- Xcook.info — This source focuses specifically on traditional, homemade Russian food. Learn how to make Russian classics, such as борщ (beet soup) and пирожки с капустой (cabbage pierogies).
Movies with Russian Subtitles
Why not laugh, cry or be scared out of your mind while learning to read in Russian? You can with movies that contain Russian subtitles!
- Star Media — Once you brush up on your Russian, switch to watching Russian movies with Russian subtitles where you can see Russian spoken and written at the same time.
- FluentU — Want subtitles that do more than just translate what you watch? Then check out this resource. The program allows you to learn Russian as you watch videos—something you’re already doing online, anyway.
FluentU takes authentic videos—like music videos, movie trailers, news and inspiring talks—and turns them into personalized language learning lessons.
Russian Educational Resources
- Readlang — This web reader is full of great features to help you read, understand and learn from native Russian texts. Once you’ve installed Readlang, you can click on any word you encounter for a quick translation. This means that you can read real Russian websites even if you don’t know the words. Plus, once you’ve clicked words, Readlang saves them and allows you to practice them using flashcards.
- RussianLessons.net— This site offers 20 great Russian-language articles that are appropriate for beginning through advanced students. Articles cover Russian culture, history and lifestyle, so you’ll learn about culture as you work on your reading skills.
- Russian Reader— Whether you’re a beginning student, an intermediate learner or have advanced-level proficiency, Russian Reader can help you improve your reading skills. The site also offers popular poetry that’s well known in Russia. You can use this to practice your reading skills, or memorize some poetry to impress your Russian friends!
- Вокруг света — This is a long-running Russian geographic magazine that provides enjoyable and educational reading options. You can read about food, travel, people, animals, science and more, giving you terrific thematic vocabulary along with your reading practice.
It may seem intimidating at first, but if you use these tried-and-true methods and resources for learning to read Russian, it will happen. Just stick with it and sooner or later, you’ll be reading Dostoevsky in original Russian.
And One More Thing...
If you love learning Russian and want to immerse yourself with authentic materials from Russia, then I should also tell you more about FluentU.
FluentU naturally and gradually eases you into learning the Russian language and culture. You'll learn real Russian as it's spoken by real Russian people!
FluentU has a very broad range of contemporary videos. Just a quick look will give you an idea of the variety of Russian-language content available on FluentU:
FluentU makes these native Russian videos approachable through interactive transcripts. Tap on any word to look it up instantly.
Access a complete interactive transcript of every video under the Dialogue tab. Easily review words and phrases with audio under Vocab.
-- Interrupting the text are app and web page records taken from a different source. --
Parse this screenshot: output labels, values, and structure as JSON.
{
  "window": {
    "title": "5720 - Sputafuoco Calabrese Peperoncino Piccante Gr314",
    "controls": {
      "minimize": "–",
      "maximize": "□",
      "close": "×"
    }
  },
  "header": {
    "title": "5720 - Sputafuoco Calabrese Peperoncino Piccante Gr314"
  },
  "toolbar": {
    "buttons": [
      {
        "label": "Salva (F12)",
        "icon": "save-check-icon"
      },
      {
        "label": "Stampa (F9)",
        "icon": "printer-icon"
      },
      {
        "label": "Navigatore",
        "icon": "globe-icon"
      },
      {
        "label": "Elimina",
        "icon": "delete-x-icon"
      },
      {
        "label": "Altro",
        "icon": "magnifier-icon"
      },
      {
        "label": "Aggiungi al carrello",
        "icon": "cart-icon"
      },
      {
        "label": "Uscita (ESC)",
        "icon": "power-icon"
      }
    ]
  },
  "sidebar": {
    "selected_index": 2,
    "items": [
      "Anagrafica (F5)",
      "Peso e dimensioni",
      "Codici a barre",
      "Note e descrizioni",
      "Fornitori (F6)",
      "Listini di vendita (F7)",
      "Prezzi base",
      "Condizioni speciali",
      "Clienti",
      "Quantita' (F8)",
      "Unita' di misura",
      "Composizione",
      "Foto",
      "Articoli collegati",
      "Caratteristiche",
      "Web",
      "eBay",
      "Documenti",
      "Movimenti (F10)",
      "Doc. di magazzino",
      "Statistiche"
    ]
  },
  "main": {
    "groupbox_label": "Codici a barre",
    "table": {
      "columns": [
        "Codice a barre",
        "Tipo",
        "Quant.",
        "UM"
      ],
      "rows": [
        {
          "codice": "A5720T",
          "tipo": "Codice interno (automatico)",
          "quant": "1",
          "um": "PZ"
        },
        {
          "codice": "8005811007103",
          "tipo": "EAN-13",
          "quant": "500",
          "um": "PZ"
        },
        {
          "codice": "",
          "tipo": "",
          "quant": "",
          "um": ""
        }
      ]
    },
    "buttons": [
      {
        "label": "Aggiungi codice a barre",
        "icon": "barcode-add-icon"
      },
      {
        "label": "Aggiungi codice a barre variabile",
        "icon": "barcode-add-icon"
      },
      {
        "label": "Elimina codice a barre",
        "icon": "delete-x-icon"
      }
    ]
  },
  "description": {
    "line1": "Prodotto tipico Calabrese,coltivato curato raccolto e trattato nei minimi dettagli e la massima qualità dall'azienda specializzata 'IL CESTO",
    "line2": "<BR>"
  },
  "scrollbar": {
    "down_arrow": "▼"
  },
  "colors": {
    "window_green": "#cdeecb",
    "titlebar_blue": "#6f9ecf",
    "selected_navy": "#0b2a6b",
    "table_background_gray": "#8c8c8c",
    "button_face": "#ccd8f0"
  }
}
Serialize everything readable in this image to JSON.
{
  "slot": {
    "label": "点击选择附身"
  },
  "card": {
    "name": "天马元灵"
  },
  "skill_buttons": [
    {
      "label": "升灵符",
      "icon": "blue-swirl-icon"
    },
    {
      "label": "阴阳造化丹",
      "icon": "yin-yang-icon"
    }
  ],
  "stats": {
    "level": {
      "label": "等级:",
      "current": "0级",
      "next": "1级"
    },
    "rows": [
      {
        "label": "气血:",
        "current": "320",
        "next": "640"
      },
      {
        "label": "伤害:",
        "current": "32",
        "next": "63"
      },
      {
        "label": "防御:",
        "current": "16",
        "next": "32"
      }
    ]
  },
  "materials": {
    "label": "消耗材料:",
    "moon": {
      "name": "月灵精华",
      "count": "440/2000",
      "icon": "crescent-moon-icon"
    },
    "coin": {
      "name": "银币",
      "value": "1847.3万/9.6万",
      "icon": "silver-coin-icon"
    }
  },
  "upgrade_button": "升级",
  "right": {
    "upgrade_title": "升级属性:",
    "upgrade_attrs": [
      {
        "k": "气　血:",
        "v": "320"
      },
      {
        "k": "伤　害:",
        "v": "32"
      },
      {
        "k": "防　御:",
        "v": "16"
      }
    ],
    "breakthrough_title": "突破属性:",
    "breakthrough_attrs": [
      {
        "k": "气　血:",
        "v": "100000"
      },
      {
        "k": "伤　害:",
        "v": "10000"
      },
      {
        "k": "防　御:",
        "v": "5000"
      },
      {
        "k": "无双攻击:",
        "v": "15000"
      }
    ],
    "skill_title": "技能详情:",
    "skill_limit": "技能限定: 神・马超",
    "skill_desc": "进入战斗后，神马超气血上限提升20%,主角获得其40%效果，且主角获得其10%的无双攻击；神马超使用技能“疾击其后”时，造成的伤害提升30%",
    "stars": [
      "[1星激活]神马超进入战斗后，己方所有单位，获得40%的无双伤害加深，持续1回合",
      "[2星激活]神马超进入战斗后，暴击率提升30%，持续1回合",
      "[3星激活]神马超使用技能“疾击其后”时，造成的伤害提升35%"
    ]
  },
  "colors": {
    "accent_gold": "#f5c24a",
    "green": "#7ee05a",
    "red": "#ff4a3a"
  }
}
All definitions have multiple examples, and they're written for Russian learners like you. Tap to add words you'd like to review to a vocab list.
And FluentU has a learn mode which turns every video into a language learning lesson. You can always swipe left or right to see more examples.
The best part? FluentU keeps track of your vocabulary, and gives you extra practice with difficult words. It'll even remind you when it’s time to review what you’ve learned. You'll have a 100% personalized experience.
Start using the FluentU website on your computer or tablet or, better yet, download the FluentU app from the iTunes or Google Play store. Click here to take advantage of our current sale! (Expires at the end of this month.)